If a line in the listing below includes the word "rain", pick it out.

------

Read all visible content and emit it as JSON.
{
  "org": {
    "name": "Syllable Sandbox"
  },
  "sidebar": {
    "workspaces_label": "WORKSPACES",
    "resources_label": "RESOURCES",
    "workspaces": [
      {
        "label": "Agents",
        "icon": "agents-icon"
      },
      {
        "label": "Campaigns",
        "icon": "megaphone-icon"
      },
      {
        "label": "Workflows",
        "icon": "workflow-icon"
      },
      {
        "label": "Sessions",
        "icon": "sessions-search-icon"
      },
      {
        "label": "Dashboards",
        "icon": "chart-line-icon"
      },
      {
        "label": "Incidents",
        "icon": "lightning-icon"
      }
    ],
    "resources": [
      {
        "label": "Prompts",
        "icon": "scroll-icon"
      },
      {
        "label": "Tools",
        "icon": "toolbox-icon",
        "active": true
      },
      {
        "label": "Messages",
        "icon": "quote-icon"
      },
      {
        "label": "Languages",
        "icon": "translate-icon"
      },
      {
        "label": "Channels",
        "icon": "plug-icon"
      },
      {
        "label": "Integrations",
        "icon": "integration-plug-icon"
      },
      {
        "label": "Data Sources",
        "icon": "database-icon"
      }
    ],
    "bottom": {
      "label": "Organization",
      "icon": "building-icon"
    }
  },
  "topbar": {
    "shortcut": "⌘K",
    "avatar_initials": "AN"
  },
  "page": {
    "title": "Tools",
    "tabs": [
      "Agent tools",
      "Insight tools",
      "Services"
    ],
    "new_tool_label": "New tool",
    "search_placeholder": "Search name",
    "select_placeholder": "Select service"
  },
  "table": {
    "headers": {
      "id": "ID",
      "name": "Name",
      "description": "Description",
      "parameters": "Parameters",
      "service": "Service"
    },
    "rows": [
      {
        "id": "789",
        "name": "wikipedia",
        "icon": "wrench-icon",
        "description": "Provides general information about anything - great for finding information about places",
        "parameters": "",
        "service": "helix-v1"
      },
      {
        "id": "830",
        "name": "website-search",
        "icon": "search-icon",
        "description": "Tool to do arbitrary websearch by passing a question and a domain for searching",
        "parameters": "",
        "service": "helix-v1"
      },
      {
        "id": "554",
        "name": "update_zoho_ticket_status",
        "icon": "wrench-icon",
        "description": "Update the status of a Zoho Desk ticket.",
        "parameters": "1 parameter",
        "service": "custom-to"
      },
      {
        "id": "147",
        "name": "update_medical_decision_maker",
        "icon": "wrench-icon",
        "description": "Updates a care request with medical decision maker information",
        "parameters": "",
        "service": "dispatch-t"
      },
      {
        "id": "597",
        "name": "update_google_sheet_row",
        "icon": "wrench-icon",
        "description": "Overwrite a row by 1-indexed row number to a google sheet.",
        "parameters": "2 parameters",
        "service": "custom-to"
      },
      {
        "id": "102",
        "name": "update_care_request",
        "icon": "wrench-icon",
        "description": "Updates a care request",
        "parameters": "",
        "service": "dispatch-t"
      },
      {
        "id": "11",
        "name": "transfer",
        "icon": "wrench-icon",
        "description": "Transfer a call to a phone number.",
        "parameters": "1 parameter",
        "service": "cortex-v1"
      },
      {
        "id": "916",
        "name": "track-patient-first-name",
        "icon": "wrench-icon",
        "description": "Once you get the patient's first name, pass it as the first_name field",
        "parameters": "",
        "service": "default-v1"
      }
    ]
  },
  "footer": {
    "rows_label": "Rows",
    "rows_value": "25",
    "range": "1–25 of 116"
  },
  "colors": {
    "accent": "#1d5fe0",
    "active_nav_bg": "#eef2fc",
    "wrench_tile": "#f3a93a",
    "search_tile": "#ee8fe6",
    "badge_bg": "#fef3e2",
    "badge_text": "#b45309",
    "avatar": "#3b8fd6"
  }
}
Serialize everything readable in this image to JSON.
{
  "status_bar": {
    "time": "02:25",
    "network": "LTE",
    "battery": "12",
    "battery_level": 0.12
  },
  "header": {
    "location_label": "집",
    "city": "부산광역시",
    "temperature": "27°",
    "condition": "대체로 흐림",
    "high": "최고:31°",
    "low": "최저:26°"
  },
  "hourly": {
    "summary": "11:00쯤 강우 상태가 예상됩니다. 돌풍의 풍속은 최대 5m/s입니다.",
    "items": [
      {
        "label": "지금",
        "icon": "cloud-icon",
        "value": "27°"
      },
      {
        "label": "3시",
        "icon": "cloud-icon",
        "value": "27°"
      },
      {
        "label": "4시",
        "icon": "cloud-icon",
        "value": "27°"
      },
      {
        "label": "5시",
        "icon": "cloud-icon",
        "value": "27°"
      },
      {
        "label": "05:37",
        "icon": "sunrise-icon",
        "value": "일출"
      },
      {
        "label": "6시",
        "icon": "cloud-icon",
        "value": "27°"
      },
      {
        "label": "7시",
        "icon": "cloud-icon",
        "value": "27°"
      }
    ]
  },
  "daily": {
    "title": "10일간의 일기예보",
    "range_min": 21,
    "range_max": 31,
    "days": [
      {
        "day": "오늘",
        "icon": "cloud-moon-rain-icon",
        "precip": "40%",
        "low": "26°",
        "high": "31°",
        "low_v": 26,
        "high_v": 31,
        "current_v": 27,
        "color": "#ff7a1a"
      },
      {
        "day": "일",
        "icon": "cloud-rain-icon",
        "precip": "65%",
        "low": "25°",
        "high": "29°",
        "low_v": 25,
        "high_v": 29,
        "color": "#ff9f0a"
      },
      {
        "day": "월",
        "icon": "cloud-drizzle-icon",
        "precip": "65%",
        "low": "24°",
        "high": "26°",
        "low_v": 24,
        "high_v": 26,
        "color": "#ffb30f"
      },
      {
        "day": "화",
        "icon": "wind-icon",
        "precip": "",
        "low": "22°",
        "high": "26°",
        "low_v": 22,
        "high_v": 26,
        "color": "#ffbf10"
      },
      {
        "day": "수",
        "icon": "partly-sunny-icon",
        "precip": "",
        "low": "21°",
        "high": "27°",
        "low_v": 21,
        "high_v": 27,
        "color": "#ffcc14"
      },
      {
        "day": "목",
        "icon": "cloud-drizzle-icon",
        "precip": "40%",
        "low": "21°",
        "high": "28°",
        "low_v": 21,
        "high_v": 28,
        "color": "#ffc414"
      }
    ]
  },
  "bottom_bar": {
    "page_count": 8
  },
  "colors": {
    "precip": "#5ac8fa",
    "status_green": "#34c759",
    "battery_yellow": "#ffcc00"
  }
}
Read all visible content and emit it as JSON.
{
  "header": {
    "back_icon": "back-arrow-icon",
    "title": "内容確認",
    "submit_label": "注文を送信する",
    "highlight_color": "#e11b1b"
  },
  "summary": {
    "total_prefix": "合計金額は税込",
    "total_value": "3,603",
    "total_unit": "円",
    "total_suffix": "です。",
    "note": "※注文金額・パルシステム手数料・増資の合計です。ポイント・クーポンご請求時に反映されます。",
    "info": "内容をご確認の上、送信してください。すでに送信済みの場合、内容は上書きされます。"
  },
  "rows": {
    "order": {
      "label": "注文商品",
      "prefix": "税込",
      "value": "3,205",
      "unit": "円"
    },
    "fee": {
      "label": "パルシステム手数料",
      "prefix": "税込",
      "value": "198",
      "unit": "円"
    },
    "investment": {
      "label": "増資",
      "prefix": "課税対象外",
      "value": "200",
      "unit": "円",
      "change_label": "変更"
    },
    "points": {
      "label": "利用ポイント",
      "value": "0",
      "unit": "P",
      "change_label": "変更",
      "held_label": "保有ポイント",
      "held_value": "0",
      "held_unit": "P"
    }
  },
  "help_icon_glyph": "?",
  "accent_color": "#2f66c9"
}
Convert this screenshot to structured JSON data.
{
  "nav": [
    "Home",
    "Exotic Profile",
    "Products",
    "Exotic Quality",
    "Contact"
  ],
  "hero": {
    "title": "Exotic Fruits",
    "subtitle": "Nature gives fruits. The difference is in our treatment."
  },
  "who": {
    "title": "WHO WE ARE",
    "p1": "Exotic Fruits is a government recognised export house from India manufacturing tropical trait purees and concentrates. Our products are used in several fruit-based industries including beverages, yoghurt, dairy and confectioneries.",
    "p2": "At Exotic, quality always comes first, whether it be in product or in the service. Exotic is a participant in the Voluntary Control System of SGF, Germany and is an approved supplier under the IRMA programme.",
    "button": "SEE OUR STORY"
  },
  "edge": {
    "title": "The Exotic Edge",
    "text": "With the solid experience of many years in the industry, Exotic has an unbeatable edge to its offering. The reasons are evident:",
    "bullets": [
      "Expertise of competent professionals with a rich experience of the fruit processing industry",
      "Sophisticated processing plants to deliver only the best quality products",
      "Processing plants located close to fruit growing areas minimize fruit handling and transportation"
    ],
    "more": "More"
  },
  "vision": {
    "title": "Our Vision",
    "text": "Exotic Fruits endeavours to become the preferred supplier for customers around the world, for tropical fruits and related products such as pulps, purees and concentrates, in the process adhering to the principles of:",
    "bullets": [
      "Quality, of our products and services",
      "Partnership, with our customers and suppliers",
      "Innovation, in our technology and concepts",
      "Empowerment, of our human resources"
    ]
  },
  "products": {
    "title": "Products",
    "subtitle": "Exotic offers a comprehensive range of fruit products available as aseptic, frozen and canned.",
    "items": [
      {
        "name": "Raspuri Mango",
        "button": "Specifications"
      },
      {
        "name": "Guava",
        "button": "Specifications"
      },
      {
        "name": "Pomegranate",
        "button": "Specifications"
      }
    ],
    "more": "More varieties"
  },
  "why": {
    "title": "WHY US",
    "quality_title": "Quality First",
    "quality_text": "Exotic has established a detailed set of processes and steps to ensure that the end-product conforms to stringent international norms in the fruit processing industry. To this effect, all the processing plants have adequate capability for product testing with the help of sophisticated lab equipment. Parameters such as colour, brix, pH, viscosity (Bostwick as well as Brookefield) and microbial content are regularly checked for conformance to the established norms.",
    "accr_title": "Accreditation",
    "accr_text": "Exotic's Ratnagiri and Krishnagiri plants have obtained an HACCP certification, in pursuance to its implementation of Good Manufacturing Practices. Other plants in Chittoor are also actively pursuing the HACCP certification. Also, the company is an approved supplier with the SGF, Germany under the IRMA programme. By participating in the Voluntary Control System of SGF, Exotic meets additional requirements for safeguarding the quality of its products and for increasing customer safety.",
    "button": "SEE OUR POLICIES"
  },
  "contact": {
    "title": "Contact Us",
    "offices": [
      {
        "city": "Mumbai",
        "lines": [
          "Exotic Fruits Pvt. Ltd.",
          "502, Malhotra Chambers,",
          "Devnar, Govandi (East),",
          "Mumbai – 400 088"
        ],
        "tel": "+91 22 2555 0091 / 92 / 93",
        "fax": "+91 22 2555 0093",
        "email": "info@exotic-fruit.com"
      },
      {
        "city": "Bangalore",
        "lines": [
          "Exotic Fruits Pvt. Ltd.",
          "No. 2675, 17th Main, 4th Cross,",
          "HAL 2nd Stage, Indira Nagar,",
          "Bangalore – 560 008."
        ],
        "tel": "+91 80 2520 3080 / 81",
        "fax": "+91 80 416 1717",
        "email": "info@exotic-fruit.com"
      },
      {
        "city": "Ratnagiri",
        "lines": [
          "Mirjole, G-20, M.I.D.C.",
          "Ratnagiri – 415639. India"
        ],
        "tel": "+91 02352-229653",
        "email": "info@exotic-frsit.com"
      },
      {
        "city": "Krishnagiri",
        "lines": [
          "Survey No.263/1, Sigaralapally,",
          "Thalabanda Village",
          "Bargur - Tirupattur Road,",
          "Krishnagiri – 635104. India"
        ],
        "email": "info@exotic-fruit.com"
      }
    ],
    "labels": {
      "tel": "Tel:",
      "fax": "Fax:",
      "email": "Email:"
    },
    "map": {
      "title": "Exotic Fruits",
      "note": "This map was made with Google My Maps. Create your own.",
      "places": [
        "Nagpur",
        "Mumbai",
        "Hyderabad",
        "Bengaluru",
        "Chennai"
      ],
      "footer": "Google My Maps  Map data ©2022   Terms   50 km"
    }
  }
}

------

- **Answer**:
        "icon": "cloud-moon-rain-icon",
        "icon": "cloud-rain-icon",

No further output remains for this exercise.